This is an otherwise unremarkable opinion. But it -- like the other Ninth Circuit opinion this morning -- contains a new "Summary" section that looks very much like the "Syllabus" in opinions of the United States Suprme Court. So this may perhaps be a continuing feature.
I initially intended to make no comments about the new section. Personally, I don't ever read syllabi in Supreme Court opinions -- I find them generally unhelpful and duplicative -- so my sense what that these sections aren't really for people like me who actually read the opinions. At the same time, I understand that people don't always get to read an entire opinion, so sometimes summaries are helpful. That's a tiny part of what this blog does, after all. So I certainly understand the sentiment behind including a section that purports to summarize the opinion.
I'll just make two comments. First, if the Ninth Circuit is going to do something like this -- and I have a vague recollection of something like this being a part of slip opinions when I was clerking -- then it should probably include a footnote of the sort that the Supreme Court drops that makes clear that the sumamry isn't part of the opinion and can't be relied upon or cited.
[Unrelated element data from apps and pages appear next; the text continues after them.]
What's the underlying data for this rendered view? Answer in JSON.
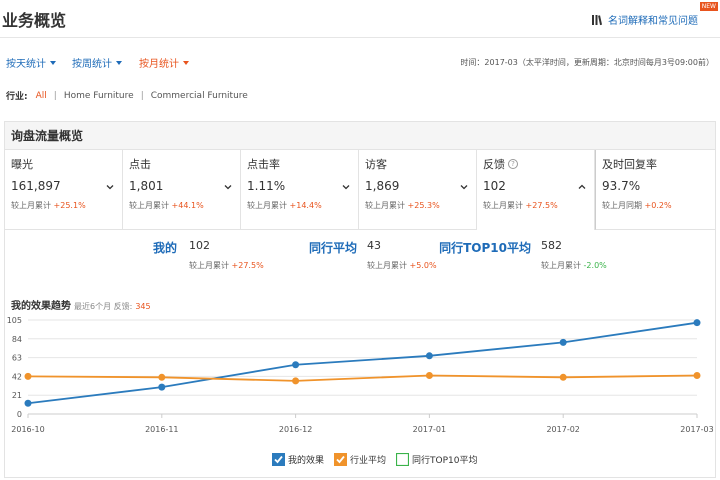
{
  "header": {
    "title": "业务概览",
    "help_link": "名词解释和常见问题",
    "new_badge": "NEW"
  },
  "period_tabs": [
    {
      "label": "按天统计",
      "active": false
    },
    {
      "label": "按周统计",
      "active": false
    },
    {
      "label": "按月统计",
      "active": true
    }
  ],
  "time_info": "时间：2017-03（太平洋时间，更新周期：北京时间每月3号09:00前）",
  "industry": {
    "label": "行业:",
    "options": [
      "All",
      "Home Furniture",
      "Commercial Furniture"
    ],
    "active_index": 0
  },
  "flow_panel": {
    "title": "询盘流量概览",
    "metrics": [
      {
        "label": "曝光",
        "value": "161,897",
        "compare_prefix": "较上月累计",
        "compare_change": "+25.1%",
        "chevron": "down",
        "help": false
      },
      {
        "label": "点击",
        "value": "1,801",
        "compare_prefix": "较上月累计",
        "compare_change": "+44.1%",
        "chevron": "down",
        "help": false
      },
      {
        "label": "点击率",
        "value": "1.11%",
        "compare_prefix": "较上月累计",
        "compare_change": "+14.4%",
        "chevron": "down",
        "help": false
      },
      {
        "label": "访客",
        "value": "1,869",
        "compare_prefix": "较上月累计",
        "compare_change": "+25.3%",
        "chevron": "down",
        "help": false
      },
      {
        "label": "反馈",
        "value": "102",
        "compare_prefix": "较上月累计",
        "compare_change": "+27.5%",
        "chevron": "up",
        "help": true
      },
      {
        "label": "及时回复率",
        "value": "93.7%",
        "compare_prefix": "较上月同期",
        "compare_change": "+0.2%",
        "chevron": "none",
        "help": false
      }
    ],
    "comparison": [
      {
        "label": "我的",
        "value": "102",
        "sub_prefix": "较上月累计",
        "sub_change": "+27.5%",
        "trend": "up"
      },
      {
        "label": "同行平均",
        "value": "43",
        "sub_prefix": "较上月累计",
        "sub_change": "+5.0%",
        "trend": "up"
      },
      {
        "label": "同行TOP10平均",
        "value": "582",
        "sub_prefix": "较上月累计",
        "sub_change": "-2.0%",
        "trend": "down"
      }
    ],
    "trend": {
      "title": "我的效果趋势",
      "subtitle": "最近6个月 反馈:",
      "count": "345"
    }
  },
  "colors": {
    "accent_blue": "#1e6bb8",
    "accent_orange": "#e8541e",
    "my_series": "#2b7bbd",
    "industry_series": "#f0932b",
    "top10_series": "#3bb34a"
  },
  "chart_data": {
    "type": "line",
    "x": [
      "2016-10",
      "2016-11",
      "2016-12",
      "2017-01",
      "2017-02",
      "2017-03"
    ],
    "ylim": [
      0,
      105
    ],
    "yticks": [
      0,
      21,
      42,
      63,
      84,
      105
    ],
    "grid": true,
    "legend_position": "bottom-center",
    "series": [
      {
        "name": "我的效果",
        "values": [
          12,
          30,
          55,
          65,
          80,
          102
        ],
        "visible": true
      },
      {
        "name": "行业平均",
        "values": [
          42,
          41,
          37,
          43,
          41,
          43
        ],
        "visible": true
      },
      {
        "name": "同行TOP10平均",
        "values": [],
        "visible": false
      }
    ]
  }
}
I've seen briefs and student papers that cite West headnotes (sadly). This looks even more official. Shouldn't be cited or relied upon, and no harm in reminding everyone of that.
Second, the person(s) responsible need to do their absolute best in the summaries. Most of the time the summary is essentially lifting sentences from the opinion, which is fine (though, again, the value of doing so does not seem especially high to me). But other times portions of the summaries just seem weird. To take but one example, this one ends by saying "The judgment of the district court had to be affirmed." That's just a weird way of saying it. Plus, it's not even really what the opinion said. Judge Callahan just said she was affirming. Not that she "had" to affirm, or did so reluctantly. Just affirmed.
Ditto for some of the "headnote" markings that are part of the summary. For example: " Several cases indicate that a party may not proceed as an aggrieved party under the statute until a final decision has been issued following a due process hearing.  The Supreme Court has also used language that suggests that a party in an IDEA case must wait for the final decision following the due process hearing before filing suit in district court." These don't seem like separate headnotes to me; the court's just citing and discussing cases for an underlying proposition. Looks weird.
Admittedly, lots of this might best be viewed as a matter of personal style and taste. Which is why I initially thought I'd refrain from saying anything. Plus, I'm extremely confident that the people who are doing this are doing their absolute best. (Though that rarely stops me from making constructive, or sometimes even not so constructive, critiques.)
But if I'm going to have to jump over a dozen or so pages of Ninth Circuit opinions every day from now on, I figured I should at least say a brief word about the appearance of the summaries on the web versions of the opinions. Then I can be silent for the duration.
Which is my plan.